-------- AVAILABLE DATA

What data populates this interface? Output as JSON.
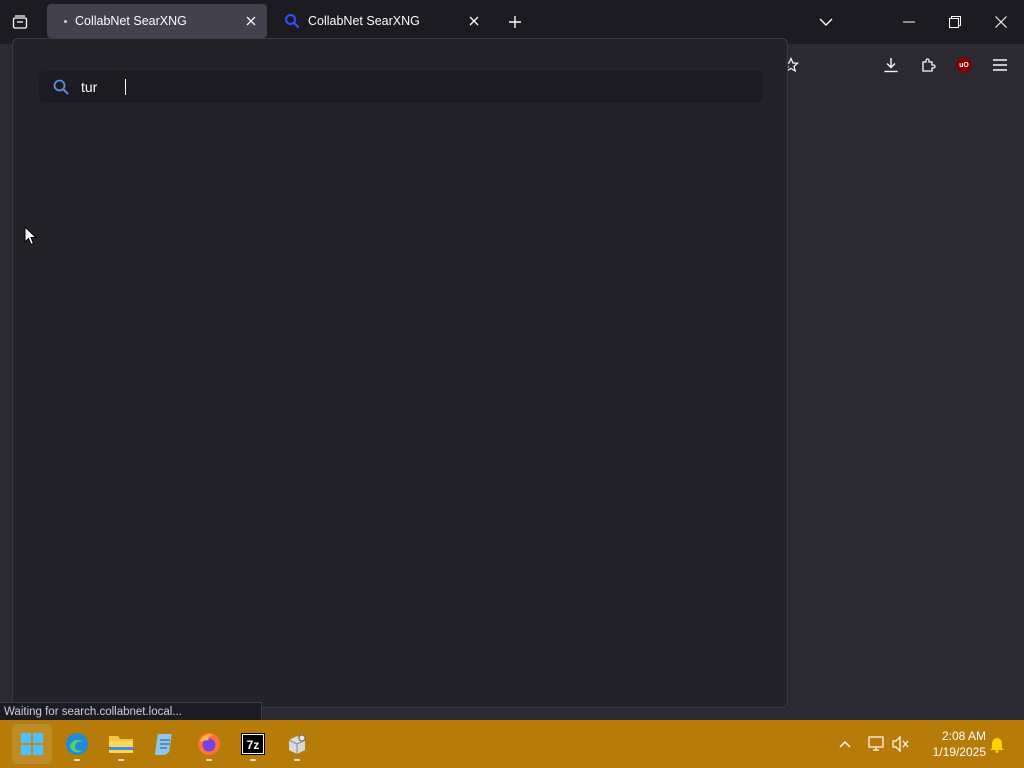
{
  "tabs": [
    {
      "title": "CollabNet SearXNG",
      "active": true
    },
    {
      "title": "CollabNet SearXNG",
      "active": false
    }
  ],
  "search": {
    "value": "tur",
    "placeholder": ""
  },
  "status_text": "Waiting for search.collabnet.local...",
  "clock": {
    "time": "2:08 AM",
    "date": "1/19/2025"
  },
  "colors": {
    "taskbar": "#b77b0a",
    "panel": "#232228",
    "tab_active": "#42414d",
    "searchxng_icon": "#3050ff"
  },
  "icons": {
    "tab_overview": "firefox-view-icon",
    "tab_close": "close-icon",
    "new_tab": "plus-icon",
    "list_tabs": "chevron-down-icon",
    "downloads": "download-icon",
    "extensions": "puzzle-icon",
    "ublock": "ublock-origin-icon",
    "menu": "hamburger-menu-icon",
    "search": "search-icon",
    "taskbar_apps": [
      "windows-start-icon",
      "edge-icon",
      "file-explorer-icon",
      "notepad-icon",
      "firefox-icon",
      "7zip-icon",
      "installer-icon"
    ],
    "tray": [
      "chevron-up-icon",
      "network-icon",
      "volume-muted-icon",
      "notification-bell-icon"
    ]
  },
  "taskbar": {
    "sevenzip_label": "7z"
  },
  "ublock_label": "uO"
}
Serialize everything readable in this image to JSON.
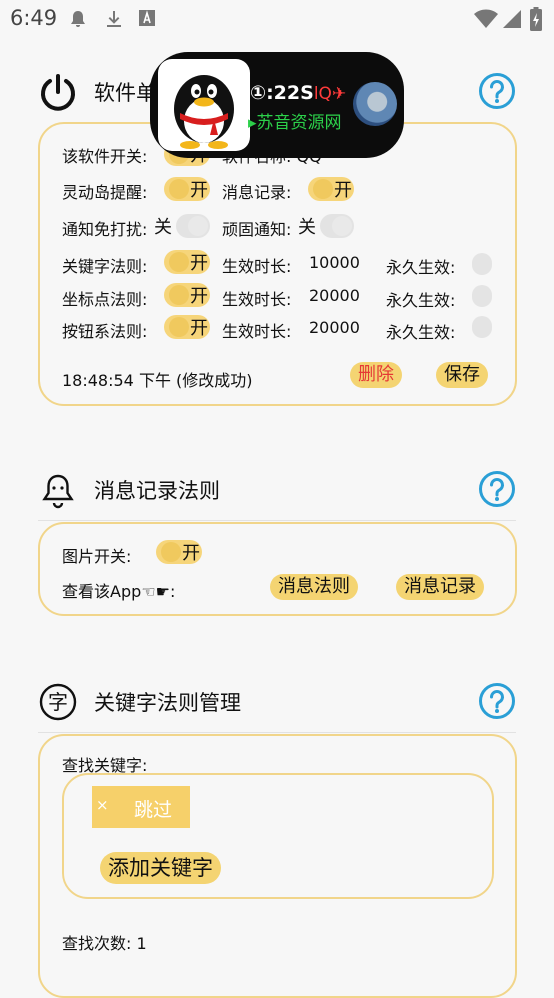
{
  "status_bar": {
    "time": "6:49"
  },
  "island": {
    "line1_text": "①:22S",
    "line1_qq": "lQ✈",
    "line2": "▸苏音资源网"
  },
  "section1": {
    "title": "软件单",
    "rows": {
      "software_switch": "该软件开关:",
      "software_switch_state": "开",
      "software_name": "软件名称: QQ",
      "island_remind": "灵动岛提醒:",
      "island_remind_state": "开",
      "msg_record": "消息记录:",
      "msg_record_state": "开",
      "dnd": "通知免打扰:",
      "dnd_state": "关",
      "sticky": "顽固通知:",
      "sticky_state": "关",
      "keyword_rule": "关键字法则:",
      "keyword_rule_state": "开",
      "coord_rule": "坐标点法则:",
      "coord_rule_state": "开",
      "button_rule": "按钮系法则:",
      "button_rule_state": "开",
      "duration_label": "生效时长:",
      "duration1": "10000",
      "duration2": "20000",
      "duration3": "20000",
      "permanent_label": "永久生效:"
    },
    "timestamp": "18:48:54 下午 (修改成功)",
    "delete_btn": "删除",
    "save_btn": "保存"
  },
  "section2": {
    "title": "消息记录法则",
    "image_switch": "图片开关:",
    "image_switch_state": "开",
    "view_app": "查看该App☜☛:",
    "msg_rule_btn": "消息法则",
    "msg_record_btn": "消息记录"
  },
  "section3": {
    "title": "关键字法则管理",
    "search_label": "查找关键字:",
    "tag_close": "×",
    "tag_label": "跳过",
    "add_btn": "添加关键字",
    "count": "查找次数: 1"
  },
  "colors": {
    "accent": "#f4d472",
    "border": "#f1d58a",
    "help": "#2a9fd6",
    "danger": "#e53935"
  }
}
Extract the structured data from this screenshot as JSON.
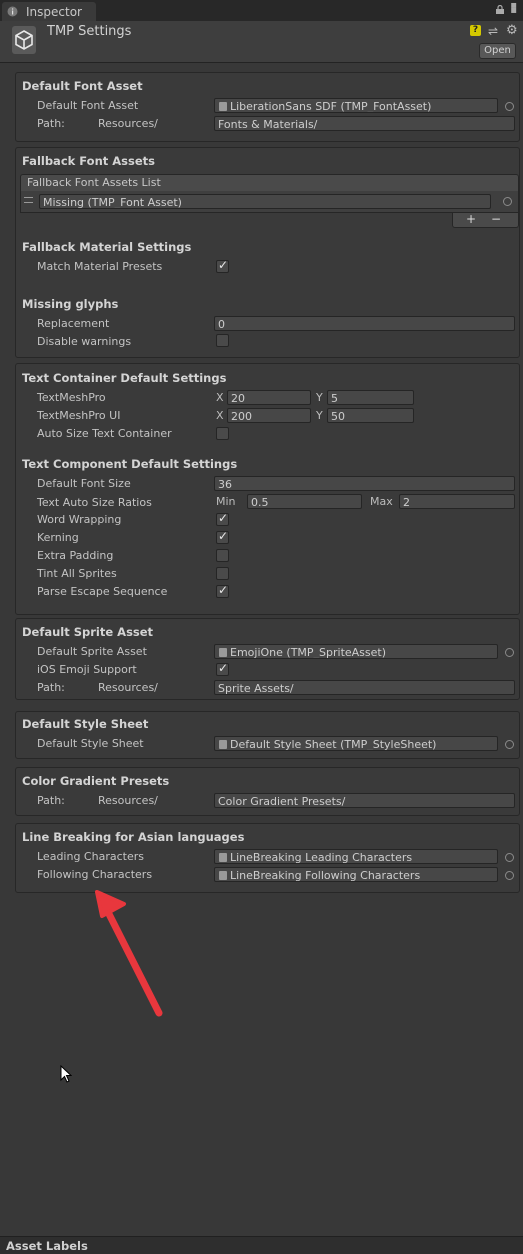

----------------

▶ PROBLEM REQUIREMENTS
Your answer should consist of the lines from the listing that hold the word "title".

▶ RESPONSE TO THIS EXERCISE
      "title": "CollabNet SearXNG",
      "title": "CollabNet SearXNG",
    "title": "软件单",
    "title": "消息记录法则",
    "title": "关键字法则管理",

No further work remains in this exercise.